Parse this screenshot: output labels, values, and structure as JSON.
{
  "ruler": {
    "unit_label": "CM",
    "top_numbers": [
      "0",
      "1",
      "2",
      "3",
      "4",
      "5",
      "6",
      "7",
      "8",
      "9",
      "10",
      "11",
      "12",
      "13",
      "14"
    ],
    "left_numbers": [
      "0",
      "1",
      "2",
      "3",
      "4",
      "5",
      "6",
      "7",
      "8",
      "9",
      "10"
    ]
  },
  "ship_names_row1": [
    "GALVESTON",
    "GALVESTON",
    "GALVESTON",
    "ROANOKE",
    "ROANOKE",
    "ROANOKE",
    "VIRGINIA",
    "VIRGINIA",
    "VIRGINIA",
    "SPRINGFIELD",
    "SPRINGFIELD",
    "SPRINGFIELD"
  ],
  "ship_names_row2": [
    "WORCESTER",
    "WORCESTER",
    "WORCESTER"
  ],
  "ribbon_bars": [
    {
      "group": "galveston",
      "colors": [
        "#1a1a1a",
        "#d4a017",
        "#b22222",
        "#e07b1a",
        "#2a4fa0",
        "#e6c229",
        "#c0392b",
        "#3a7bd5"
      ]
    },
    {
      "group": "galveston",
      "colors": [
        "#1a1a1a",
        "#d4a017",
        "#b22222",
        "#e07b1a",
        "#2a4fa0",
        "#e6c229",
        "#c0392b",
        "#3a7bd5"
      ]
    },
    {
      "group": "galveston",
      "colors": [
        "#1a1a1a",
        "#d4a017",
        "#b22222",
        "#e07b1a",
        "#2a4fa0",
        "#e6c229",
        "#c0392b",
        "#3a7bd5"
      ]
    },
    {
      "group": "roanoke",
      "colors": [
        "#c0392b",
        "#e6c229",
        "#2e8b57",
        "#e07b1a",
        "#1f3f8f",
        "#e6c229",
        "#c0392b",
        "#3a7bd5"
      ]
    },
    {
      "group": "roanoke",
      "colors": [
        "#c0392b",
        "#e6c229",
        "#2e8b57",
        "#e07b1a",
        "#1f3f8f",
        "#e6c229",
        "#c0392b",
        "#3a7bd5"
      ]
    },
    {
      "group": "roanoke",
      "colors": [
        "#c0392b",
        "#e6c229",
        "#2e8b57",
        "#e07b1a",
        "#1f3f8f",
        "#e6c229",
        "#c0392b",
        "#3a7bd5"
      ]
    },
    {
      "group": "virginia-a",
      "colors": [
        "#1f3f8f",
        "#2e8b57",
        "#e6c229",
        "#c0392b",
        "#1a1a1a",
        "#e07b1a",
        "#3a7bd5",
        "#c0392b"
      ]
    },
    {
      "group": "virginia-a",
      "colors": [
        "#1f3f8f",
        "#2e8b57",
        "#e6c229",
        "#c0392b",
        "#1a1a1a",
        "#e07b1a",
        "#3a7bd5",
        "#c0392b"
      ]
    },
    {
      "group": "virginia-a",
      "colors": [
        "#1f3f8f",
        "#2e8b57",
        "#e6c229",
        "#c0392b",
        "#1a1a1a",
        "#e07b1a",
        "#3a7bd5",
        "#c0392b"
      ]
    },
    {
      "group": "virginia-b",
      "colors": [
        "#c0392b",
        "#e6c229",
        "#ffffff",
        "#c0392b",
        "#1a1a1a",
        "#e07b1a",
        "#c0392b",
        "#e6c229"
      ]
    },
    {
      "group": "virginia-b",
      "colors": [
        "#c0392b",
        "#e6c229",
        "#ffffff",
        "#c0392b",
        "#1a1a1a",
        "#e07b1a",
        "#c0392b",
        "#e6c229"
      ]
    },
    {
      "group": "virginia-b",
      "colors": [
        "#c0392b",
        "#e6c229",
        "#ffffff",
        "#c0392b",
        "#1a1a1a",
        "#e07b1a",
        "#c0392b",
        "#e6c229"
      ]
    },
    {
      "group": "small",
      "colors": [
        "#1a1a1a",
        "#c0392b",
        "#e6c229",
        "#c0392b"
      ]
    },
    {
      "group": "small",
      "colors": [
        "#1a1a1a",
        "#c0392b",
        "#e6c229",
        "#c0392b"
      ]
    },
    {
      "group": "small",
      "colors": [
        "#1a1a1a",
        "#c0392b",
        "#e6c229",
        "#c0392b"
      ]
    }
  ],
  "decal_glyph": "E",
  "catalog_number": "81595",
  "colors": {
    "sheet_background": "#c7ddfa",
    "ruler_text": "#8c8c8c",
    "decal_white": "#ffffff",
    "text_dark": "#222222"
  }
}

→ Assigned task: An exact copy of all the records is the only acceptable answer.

→ Exercise response:
Parse this screenshot: output labels, values, and structure as JSON.
{
  "ruler": {
    "unit_label": "CM",
    "top_numbers": [
      "0",
      "1",
      "2",
      "3",
      "4",
      "5",
      "6",
      "7",
      "8",
      "9",
      "10",
      "11",
      "12",
      "13",
      "14"
    ],
    "left_numbers": [
      "0",
      "1",
      "2",
      "3",
      "4",
      "5",
      "6",
      "7",
      "8",
      "9",
      "10"
    ]
  },
  "ship_names_row1": [
    "GALVESTON",
    "GALVESTON",
    "GALVESTON",
    "ROANOKE",
    "ROANOKE",
    "ROANOKE",
    "VIRGINIA",
    "VIRGINIA",
    "VIRGINIA",
    "SPRINGFIELD",
    "SPRINGFIELD",
    "SPRINGFIELD"
  ],
  "ship_names_row2": [
    "WORCESTER",
    "WORCESTER",
    "WORCESTER"
  ],
  "ribbon_bars": [
    {
      "group": "galveston",
      "colors": [
        "#1a1a1a",
        "#d4a017",
        "#b22222",
        "#e07b1a",
        "#2a4fa0",
        "#e6c229",
        "#c0392b",
        "#3a7bd5"
      ]
    },
    {
      "group": "galveston",
      "colors": [
        "#1a1a1a",
        "#d4a017",
        "#b22222",
        "#e07b1a",
        "#2a4fa0",
        "#e6c229",
        "#c0392b",
        "#3a7bd5"
      ]
    },
    {
      "group": "galveston",
      "colors": [
        "#1a1a1a",
        "#d4a017",
        "#b22222",
        "#e07b1a",
        "#2a4fa0",
        "#e6c229",
        "#c0392b",
        "#3a7bd5"
      ]
    },
    {
      "group": "roanoke",
      "colors": [
        "#c0392b",
        "#e6c229",
        "#2e8b57",
        "#e07b1a",
        "#1f3f8f",
        "#e6c229",
        "#c0392b",
        "#3a7bd5"
      ]
    },
    {
      "group": "roanoke",
      "colors": [
        "#c0392b",
        "#e6c229",
        "#2e8b57",
        "#e07b1a",
        "#1f3f8f",
        "#e6c229",
        "#c0392b",
        "#3a7bd5"
      ]
    },
    {
      "group": "roanoke",
      "colors": [
        "#c0392b",
        "#e6c229",
        "#2e8b57",
        "#e07b1a",
        "#1f3f8f",
        "#e6c229",
        "#c0392b",
        "#3a7bd5"
      ]
    },
    {
      "group": "virginia-a",
      "colors": [
        "#1f3f8f",
        "#2e8b57",
        "#e6c229",
        "#c0392b",
        "#1a1a1a",
        "#e07b1a",
        "#3a7bd5",
        "#c0392b"
      ]
    },
    {
      "group": "virginia-a",
      "colors": [
        "#1f3f8f",
        "#2e8b57",
        "#e6c229",
        "#c0392b",
        "#1a1a1a",
        "#e07b1a",
        "#3a7bd5",
        "#c0392b"
      ]
    },
    {
      "group": "virginia-a",
      "colors": [
        "#1f3f8f",
        "#2e8b57",
        "#e6c229",
        "#c0392b",
        "#1a1a1a",
        "#e07b1a",
        "#3a7bd5",
        "#c0392b"
      ]
    },
    {
      "group": "virginia-b",
      "colors": [
        "#c0392b",
        "#e6c229",
        "#ffffff",
        "#c0392b",
        "#1a1a1a",
        "#e07b1a",
        "#c0392b",
        "#e6c229"
      ]
    },
    {
      "group": "virginia-b",
      "colors": [
        "#c0392b",
        "#e6c229",
        "#ffffff",
        "#c0392b",
        "#1a1a1a",
        "#e07b1a",
        "#c0392b",
        "#e6c229"
      ]
    },
    {
      "group": "virginia-b",
      "colors": [
        "#c0392b",
        "#e6c229",
        "#ffffff",
        "#c0392b",
        "#1a1a1a",
        "#e07b1a",
        "#c0392b",
        "#e6c229"
      ]
    },
    {
      "group": "small",
      "colors": [
        "#1a1a1a",
        "#c0392b",
        "#e6c229",
        "#c0392b"
      ]
    },
    {
      "group": "small",
      "colors": [
        "#1a1a1a",
        "#c0392b",
        "#e6c229",
        "#c0392b"
      ]
    },
    {
      "group": "small",
      "colors": [
        "#1a1a1a",
        "#c0392b",
        "#e6c229",
        "#c0392b"
      ]
    }
  ],
  "decal_glyph": "E",
  "catalog_number": "81595",
  "colors": {
    "sheet_background": "#c7ddfa",
    "ruler_text": "#8c8c8c",
    "decal_white": "#ffffff",
    "text_dark": "#222222"
  }
}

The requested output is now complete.